● **Requirement**
Isolate every line in the data with the string "solid" and copy it.

● **Dataset records**
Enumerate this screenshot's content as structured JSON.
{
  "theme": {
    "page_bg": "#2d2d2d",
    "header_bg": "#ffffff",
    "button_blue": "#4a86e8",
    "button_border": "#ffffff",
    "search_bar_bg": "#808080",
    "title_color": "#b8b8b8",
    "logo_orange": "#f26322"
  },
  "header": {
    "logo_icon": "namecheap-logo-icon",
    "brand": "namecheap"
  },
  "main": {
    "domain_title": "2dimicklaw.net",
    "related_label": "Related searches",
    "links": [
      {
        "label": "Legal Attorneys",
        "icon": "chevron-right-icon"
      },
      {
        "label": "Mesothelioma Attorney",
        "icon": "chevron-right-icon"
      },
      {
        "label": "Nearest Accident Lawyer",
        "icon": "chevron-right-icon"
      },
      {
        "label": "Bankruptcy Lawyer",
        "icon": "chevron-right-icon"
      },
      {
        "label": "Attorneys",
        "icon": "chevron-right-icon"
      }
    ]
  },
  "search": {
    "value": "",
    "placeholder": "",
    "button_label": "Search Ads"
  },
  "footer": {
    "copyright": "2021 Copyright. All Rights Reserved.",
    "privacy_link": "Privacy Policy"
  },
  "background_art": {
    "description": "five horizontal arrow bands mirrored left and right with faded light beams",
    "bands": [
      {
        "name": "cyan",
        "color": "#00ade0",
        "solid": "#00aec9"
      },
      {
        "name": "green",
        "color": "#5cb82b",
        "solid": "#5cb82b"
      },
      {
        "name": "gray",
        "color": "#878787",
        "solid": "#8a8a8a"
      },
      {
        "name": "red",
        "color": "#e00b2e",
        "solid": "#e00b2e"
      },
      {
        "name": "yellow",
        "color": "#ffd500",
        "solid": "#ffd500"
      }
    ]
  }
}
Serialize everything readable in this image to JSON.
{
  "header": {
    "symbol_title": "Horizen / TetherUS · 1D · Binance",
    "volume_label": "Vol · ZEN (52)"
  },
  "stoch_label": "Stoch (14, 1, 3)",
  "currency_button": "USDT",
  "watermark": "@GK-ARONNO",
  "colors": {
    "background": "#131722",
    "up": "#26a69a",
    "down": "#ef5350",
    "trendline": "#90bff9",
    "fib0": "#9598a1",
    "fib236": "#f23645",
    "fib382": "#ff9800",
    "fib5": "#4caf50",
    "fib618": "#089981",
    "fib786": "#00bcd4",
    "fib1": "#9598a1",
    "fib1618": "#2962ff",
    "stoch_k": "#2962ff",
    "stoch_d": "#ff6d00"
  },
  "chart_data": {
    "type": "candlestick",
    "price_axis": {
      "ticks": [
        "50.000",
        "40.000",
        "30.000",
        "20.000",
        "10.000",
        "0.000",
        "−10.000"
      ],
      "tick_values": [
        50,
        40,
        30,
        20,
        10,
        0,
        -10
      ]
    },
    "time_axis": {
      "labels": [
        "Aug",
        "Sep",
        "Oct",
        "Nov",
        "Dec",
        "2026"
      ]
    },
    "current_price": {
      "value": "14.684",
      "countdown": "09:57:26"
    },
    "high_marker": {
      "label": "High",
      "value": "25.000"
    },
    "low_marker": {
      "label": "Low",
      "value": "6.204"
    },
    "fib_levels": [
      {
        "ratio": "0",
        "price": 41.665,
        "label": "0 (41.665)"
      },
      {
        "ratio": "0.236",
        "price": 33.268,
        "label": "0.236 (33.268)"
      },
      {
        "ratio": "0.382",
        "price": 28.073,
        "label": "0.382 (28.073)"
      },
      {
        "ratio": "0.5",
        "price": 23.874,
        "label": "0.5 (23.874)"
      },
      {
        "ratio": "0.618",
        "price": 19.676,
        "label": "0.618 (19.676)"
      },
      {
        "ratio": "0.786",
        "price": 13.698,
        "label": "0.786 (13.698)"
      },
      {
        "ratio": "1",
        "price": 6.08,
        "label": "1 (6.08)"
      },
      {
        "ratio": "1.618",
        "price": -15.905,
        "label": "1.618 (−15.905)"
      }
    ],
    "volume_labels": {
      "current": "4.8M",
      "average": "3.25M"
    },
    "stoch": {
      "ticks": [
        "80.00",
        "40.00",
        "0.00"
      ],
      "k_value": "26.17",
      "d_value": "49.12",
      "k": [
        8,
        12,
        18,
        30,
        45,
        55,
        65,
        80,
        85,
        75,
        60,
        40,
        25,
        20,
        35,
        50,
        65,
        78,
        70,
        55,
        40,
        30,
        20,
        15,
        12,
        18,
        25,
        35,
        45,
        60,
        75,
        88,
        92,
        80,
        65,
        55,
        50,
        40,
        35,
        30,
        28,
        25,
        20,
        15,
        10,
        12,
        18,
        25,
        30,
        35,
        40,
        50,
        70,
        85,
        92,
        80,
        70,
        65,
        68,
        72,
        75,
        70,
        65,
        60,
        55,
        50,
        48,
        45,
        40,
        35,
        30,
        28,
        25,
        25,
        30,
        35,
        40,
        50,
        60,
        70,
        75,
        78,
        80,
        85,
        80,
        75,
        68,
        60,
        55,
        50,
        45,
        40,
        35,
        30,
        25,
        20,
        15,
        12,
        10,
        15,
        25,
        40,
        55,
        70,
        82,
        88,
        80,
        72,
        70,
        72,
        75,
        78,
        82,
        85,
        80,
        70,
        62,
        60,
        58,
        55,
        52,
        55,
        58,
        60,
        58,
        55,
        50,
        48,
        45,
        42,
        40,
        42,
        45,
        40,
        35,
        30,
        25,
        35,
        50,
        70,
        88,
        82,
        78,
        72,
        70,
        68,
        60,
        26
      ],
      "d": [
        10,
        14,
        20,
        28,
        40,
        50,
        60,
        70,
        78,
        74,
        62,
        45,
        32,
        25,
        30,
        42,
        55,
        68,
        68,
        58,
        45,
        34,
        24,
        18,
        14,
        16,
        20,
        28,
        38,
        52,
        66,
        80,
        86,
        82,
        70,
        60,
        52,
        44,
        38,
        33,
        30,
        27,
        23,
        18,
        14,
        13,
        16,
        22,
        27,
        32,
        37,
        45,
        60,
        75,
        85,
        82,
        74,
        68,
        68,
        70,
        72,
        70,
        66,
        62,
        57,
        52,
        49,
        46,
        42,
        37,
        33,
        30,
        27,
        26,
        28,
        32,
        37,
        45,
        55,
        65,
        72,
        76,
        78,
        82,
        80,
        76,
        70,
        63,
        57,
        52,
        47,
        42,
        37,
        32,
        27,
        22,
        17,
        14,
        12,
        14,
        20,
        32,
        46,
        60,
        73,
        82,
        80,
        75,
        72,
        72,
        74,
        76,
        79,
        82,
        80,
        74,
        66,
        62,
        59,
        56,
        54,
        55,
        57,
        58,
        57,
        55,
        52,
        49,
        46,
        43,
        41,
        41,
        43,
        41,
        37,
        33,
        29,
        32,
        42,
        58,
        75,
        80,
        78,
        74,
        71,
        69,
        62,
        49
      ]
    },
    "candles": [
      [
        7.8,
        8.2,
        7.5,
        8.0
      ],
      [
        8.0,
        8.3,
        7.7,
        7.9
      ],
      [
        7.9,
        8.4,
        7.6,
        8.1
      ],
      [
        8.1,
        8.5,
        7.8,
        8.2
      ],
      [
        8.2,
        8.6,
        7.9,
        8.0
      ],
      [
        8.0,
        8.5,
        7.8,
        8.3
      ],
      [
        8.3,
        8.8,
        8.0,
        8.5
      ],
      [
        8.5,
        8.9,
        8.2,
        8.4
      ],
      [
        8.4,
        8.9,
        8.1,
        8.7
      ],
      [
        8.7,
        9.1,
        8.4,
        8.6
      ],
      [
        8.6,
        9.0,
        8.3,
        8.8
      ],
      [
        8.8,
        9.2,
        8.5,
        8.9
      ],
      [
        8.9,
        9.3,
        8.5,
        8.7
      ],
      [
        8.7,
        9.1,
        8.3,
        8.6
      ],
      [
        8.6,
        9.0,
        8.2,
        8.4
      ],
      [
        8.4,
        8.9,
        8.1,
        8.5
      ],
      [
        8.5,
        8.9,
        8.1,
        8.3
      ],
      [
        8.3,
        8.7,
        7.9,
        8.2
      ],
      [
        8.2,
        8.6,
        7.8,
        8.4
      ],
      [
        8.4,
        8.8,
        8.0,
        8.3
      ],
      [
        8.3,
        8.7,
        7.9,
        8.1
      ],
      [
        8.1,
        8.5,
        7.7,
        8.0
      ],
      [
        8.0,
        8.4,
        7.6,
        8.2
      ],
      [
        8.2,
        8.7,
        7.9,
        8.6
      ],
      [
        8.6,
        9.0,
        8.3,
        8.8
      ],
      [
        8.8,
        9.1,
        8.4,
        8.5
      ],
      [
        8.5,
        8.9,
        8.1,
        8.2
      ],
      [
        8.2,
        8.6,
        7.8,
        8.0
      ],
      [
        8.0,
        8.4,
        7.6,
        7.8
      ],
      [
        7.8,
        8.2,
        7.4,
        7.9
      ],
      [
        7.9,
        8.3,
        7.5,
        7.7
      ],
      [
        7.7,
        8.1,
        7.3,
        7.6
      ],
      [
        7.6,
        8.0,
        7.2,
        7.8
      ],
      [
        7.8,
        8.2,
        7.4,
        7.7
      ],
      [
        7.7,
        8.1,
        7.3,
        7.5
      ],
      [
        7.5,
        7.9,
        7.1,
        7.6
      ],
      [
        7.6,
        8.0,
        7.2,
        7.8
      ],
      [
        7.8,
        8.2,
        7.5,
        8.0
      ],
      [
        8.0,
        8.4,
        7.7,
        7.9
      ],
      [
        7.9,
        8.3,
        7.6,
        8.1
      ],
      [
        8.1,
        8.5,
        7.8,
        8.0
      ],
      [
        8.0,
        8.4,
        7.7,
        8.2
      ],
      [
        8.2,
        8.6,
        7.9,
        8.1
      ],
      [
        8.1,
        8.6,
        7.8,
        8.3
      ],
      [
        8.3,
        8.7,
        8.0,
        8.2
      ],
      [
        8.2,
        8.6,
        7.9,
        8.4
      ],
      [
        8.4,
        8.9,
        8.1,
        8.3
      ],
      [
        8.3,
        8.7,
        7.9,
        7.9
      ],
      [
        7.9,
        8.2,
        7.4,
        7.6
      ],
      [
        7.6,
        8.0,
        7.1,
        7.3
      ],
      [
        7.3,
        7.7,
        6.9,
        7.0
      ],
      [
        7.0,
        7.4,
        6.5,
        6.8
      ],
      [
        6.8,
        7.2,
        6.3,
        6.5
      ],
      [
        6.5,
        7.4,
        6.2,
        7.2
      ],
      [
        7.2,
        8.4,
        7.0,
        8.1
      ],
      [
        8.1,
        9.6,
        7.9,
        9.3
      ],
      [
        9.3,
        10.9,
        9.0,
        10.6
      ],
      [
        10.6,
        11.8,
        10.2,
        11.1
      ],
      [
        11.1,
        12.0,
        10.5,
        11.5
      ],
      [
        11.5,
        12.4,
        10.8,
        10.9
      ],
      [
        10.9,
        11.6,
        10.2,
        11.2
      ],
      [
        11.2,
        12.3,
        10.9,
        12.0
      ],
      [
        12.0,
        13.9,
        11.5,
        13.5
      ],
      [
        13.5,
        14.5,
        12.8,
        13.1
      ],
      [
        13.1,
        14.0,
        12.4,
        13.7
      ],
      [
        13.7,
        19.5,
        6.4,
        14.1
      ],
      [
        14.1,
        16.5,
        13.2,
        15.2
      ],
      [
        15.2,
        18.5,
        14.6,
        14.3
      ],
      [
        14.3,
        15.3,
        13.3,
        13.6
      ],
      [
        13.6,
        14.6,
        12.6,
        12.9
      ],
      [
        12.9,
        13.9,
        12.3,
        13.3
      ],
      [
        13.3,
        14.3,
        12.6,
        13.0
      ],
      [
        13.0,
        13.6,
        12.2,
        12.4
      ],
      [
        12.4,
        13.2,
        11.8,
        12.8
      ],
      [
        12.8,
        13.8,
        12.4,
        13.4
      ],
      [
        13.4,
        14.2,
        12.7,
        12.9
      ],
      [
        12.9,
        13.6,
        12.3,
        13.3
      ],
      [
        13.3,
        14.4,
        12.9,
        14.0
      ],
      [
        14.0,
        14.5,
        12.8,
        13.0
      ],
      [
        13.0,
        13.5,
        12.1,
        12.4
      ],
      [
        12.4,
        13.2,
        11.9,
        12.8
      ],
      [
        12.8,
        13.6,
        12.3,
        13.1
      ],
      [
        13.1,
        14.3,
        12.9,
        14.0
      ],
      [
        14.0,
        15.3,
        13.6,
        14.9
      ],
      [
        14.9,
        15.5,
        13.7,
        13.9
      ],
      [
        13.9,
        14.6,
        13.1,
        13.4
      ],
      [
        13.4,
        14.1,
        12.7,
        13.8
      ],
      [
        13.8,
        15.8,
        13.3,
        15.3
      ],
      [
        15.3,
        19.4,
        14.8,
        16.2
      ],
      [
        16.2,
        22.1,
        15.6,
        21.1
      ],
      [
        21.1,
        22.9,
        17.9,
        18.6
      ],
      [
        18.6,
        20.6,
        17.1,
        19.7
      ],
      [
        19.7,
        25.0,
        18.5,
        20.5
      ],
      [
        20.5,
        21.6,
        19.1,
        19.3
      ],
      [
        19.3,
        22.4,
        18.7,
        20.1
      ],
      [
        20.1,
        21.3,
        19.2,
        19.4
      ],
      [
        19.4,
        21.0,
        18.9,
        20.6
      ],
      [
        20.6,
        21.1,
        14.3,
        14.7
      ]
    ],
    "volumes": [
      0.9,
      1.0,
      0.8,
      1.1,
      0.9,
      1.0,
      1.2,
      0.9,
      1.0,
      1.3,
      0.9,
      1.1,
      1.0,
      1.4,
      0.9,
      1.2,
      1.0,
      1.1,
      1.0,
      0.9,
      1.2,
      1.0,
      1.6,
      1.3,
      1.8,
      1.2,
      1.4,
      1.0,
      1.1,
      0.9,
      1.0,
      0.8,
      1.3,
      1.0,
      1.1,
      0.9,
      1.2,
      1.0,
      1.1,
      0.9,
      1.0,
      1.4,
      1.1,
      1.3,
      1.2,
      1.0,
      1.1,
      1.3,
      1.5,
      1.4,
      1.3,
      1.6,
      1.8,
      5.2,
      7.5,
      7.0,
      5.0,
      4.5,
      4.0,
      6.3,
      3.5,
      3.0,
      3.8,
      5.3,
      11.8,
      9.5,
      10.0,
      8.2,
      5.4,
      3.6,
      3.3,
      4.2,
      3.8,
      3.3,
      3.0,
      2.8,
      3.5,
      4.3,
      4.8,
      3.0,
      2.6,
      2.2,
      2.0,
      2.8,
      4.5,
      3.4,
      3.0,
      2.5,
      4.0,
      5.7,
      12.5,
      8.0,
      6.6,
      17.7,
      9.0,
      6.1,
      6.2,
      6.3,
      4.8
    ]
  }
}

● **Final answer**
        "solid": "#00aec9"
        "solid": "#5cb82b"
        "solid": "#8a8a8a"
        "solid": "#e00b2e"
        "solid": "#ffd500"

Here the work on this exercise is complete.